* [How to complete this task] Filter the records down to the lines that hold the word "Ngãi", and copy each of those lines.

*** Opening of Supplied material ***

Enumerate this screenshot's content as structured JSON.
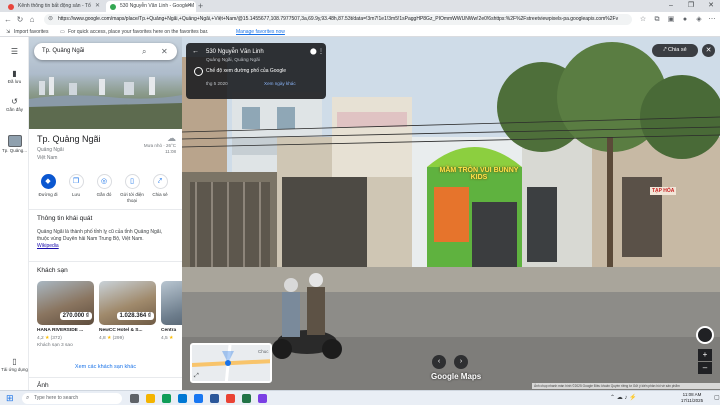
{
  "browser": {
    "tabs": [
      {
        "title": "Kênh thông tin bất động sản - Tổ",
        "color": "#e8453c"
      },
      {
        "title": "530 Nguyễn Văn Linh - Google M",
        "color": "#34a853"
      }
    ],
    "url": "https://www.google.com/maps/place/Tp.+Quảng+Ngãi,+Quảng+Ngãi,+Việt+Nam/@15.1455677,108.7977507,3a,69.9y,93.48h,87.53t/data=!3m7!1e1!3m5!1sPaggHP8Gz_PIOmmWWUNWw!2e0!6shttps:%2F%2Fstreetviewpixels-pa.googleapis.com%2Fv",
    "bookmarks": {
      "import_label": "Import favorites",
      "message": "For quick access, place your favorites here on the favorites bar.",
      "manage_link": "Manage favorites now"
    }
  },
  "rail": {
    "items": [
      {
        "icon": "bookmark-icon",
        "label": "Đã lưu"
      },
      {
        "icon": "history-icon",
        "label": "Gần đây"
      },
      {
        "icon": "place-thumb-icon",
        "label": "Tp. Quảng..."
      },
      {
        "icon": "phone-icon",
        "label": "Tải ứng dụng"
      }
    ]
  },
  "panel": {
    "search_value": "Tp. Quảng Ngãi",
    "title": "Tp. Quảng Ngãi",
    "subtitle1": "Quảng Ngãi",
    "subtitle2": "Việt Nam",
    "weather": {
      "condition": "Mưa nhỏ · 26°C",
      "time": "11:08"
    },
    "actions": [
      {
        "label": "Đường đi",
        "icon": "directions-icon",
        "glyph": "◆"
      },
      {
        "label": "Lưu",
        "icon": "save-icon",
        "glyph": "❐"
      },
      {
        "label": "Gần đó",
        "icon": "nearby-icon",
        "glyph": "◎"
      },
      {
        "label": "Gửi tới điện thoại",
        "icon": "send-to-phone-icon",
        "glyph": "▯"
      },
      {
        "label": "Chia sẻ",
        "icon": "share-icon",
        "glyph": "⤤"
      }
    ],
    "about_heading": "Thông tin khái quát",
    "about_text": "Quảng Ngãi là thành phố tỉnh lỵ cũ của tỉnh Quảng Ngãi, thuộc vùng Duyên hải Nam Trung Bộ, Việt Nam.",
    "about_link": "Wikipedia",
    "hotels_heading": "Khách sạn",
    "hotels": [
      {
        "name": "HANA RIVERSIDE ...",
        "price": "270.000 ₫",
        "rating": "4,2",
        "reviews": "(372)",
        "class": "Khách sạn 3 sao",
        "color": "#7a6a58"
      },
      {
        "name": "NewCC Hotel & S...",
        "price": "1.028.364 ₫",
        "rating": "4,8",
        "reviews": "(299)",
        "class": "",
        "color": "#8f7d63"
      },
      {
        "name": "Centra",
        "price": "",
        "rating": "4,5",
        "reviews": "",
        "class": "",
        "color": "#5c6b7a"
      }
    ],
    "more_hotels": "Xem các khách sạn khác",
    "photos_heading": "Ảnh"
  },
  "streetview": {
    "card_title": "530 Nguyễn Văn Linh",
    "card_address": "Quảng Ngãi, Quảng Ngãi",
    "card_toggle": "Chế độ xem đường phố của Google",
    "card_date": "thg 5 2020",
    "card_more": "Xem ngày khác",
    "share_label": "Chia sẻ",
    "logo": "Google Maps",
    "attribution": "Ảnh chụp nhanh màn hình ©2025 Google   Điều khoản   Quyền riêng tư   Gửi ý kiến phản hồi về sản phẩm",
    "minimap_label": "Chuc",
    "shop_sign": "MẦM TRÒN VUI BUNNY KIDS",
    "shop_sign2": "TẠP HÓA"
  },
  "taskbar": {
    "search_placeholder": "Type here to search",
    "time": "11:08 AM",
    "date": "17/11/2025"
  }
}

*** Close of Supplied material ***

* [Exercise solution]
    "url": "https://www.google.com/maps/place/Tp.+Quảng+Ngãi,+Quảng+Ngãi,+Việt+Nam/@15.1455677,108.7977507,3a,69.9y,93.48h,87.53t/data=!3m7!1e1!3m5!1sPaggHP8Gz_PIOmmWWUNWw!2e0!6shttps:%2F%2Fstreetviewpixels-pa.googleapis.com%2Fv",
    "search_value": "Tp. Quảng Ngãi",
    "title": "Tp. Quảng Ngãi",
    "subtitle1": "Quảng Ngãi",
    "about_text": "Quảng Ngãi là thành phố tỉnh lỵ cũ của tỉnh Quảng Ngãi, thuộc vùng Duyên hải Nam Trung Bộ, Việt Nam.",
    "card_address": "Quảng Ngãi, Quảng Ngãi",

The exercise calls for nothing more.